September 13, 2012 § 6 Comments
In 2011 Kathyrn Tomasek and I co-taught several instances of our workshop on Integrating Digital Humanities Projects into the Undergraduate Curriculum. In the workshop, Kathryn shared her experience building the Wheaton College Digital History Project into her courses. Together we developed this checklist to help other faculty and staff work through the process of integrating work on digital projects into a course. « Read the rest of this entry »
September 3, 2012 § 10 Comments
Crowdsourcing could be a silver bullet for integrating digital humanities methods into the undergraduate curriculum. Why?
Crowdsourcing means getting the general public to do tasks. Jeff Howe explains the phenomenon in “The Rise of Crowdsourcing” (Wired Magazine, June 2006) by analogy with outsourcing. This method of labor is growing for scholarly and cultural heritage projects, and that’s where it intersects with the undergraduate curriculum. Collaborative manuscript transcription projects, like Transcribe Bentham, have received quite a bit of the attention, but there are a variety of opportunities out there for motivated students to engage in the process of digitizing, preserving, and studying collective resources and data. For example, the Perseus Digital Library (whose flagship collections cover the history, literature and culture of the Greco-Roman world) has drafted a call to
Advance our understanding of the Greco-Roman World! Contribute to the Scaife Digital Library — improve existing materials and to create new ones! If you want to understand the present and invent the future then FREE THE PAST!

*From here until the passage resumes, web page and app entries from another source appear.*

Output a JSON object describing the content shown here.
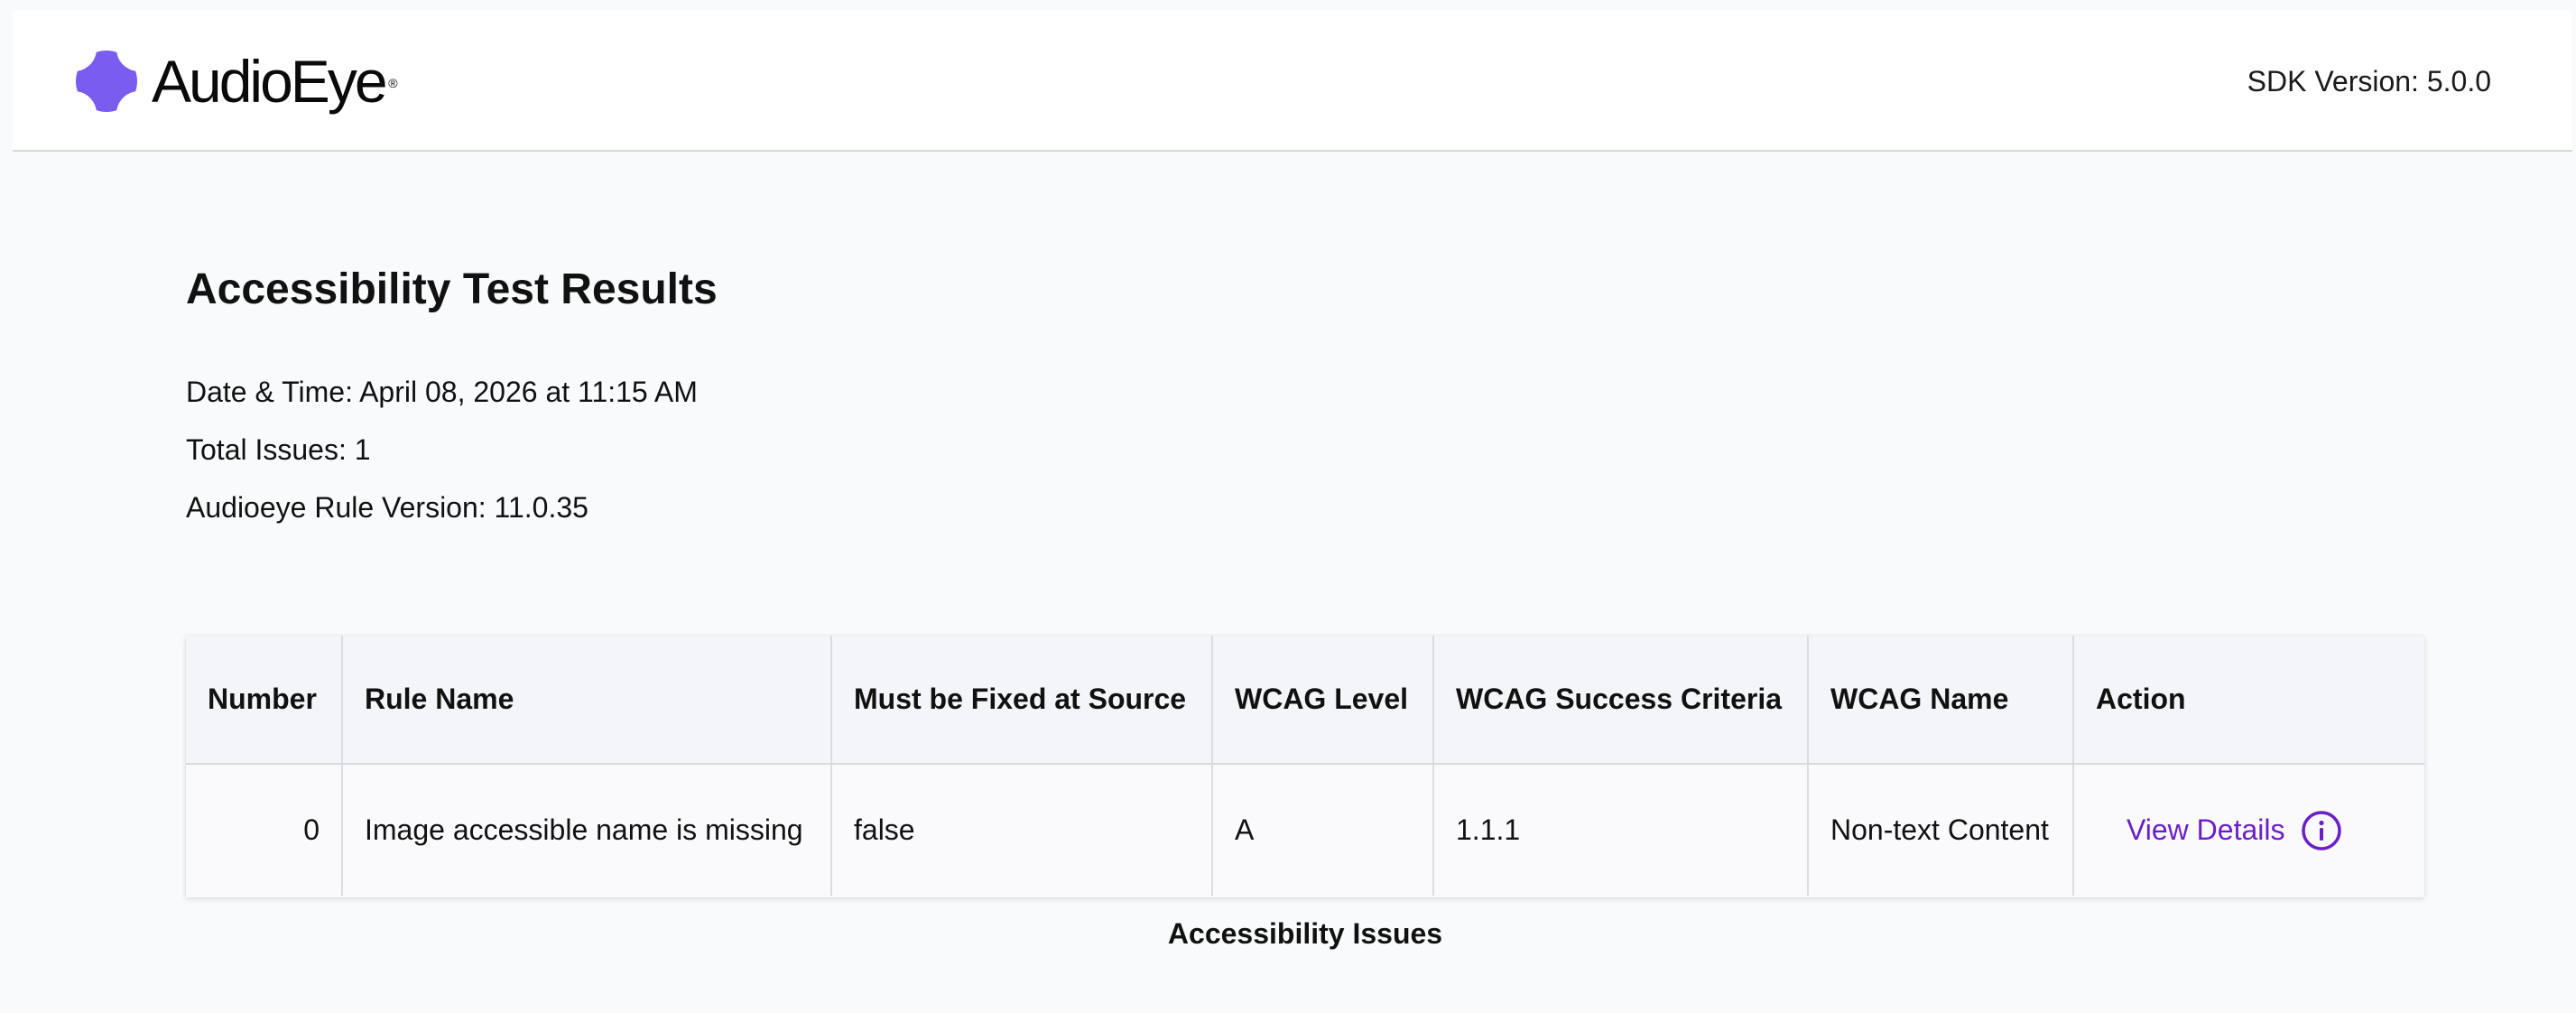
{
  "header": {
    "logo_text": "AudioEye",
    "logo_registered": "®",
    "sdk_version": "SDK Version: 5.0.0"
  },
  "colors": {
    "accent": "#6a1fc7",
    "logo_icon": "#7b5cf0",
    "background": "#f9fafc",
    "header_background": "#ffffff"
  },
  "report": {
    "title": "Accessibility Test Results",
    "date_time": "Date & Time: April 08, 2026 at 11:15 AM",
    "total_issues": "Total Issues: 1",
    "rule_version": "Audioeye Rule Version: 11.0.35"
  },
  "table": {
    "columns": [
      "Number",
      "Rule Name",
      "Must be Fixed at Source",
      "WCAG Level",
      "WCAG Success Criteria",
      "WCAG Name",
      "Action"
    ],
    "rows": [
      {
        "number": "0",
        "rule_name": "Image accessible name is missing",
        "must_fix_at_source": "false",
        "wcag_level": "A",
        "wcag_success_criteria": "1.1.1",
        "wcag_name": "Non-text Content",
        "action_label": "View Details",
        "action_icon": "info-circle-icon"
      }
    ],
    "caption": "Accessibility Issues"
  }
}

This call lays out a variety of ways to contribute, including translation, definition, citation, text correction, manuscript transcription, text markup, mapping, and clarifying ambiguous names, words or grammar. If your students answer this call or one like it, what will they gain? Is this just grunt labor or are their potential learning outcomes? Why is this a silver bullet for DH in the classroom? « Read the rest of this entry »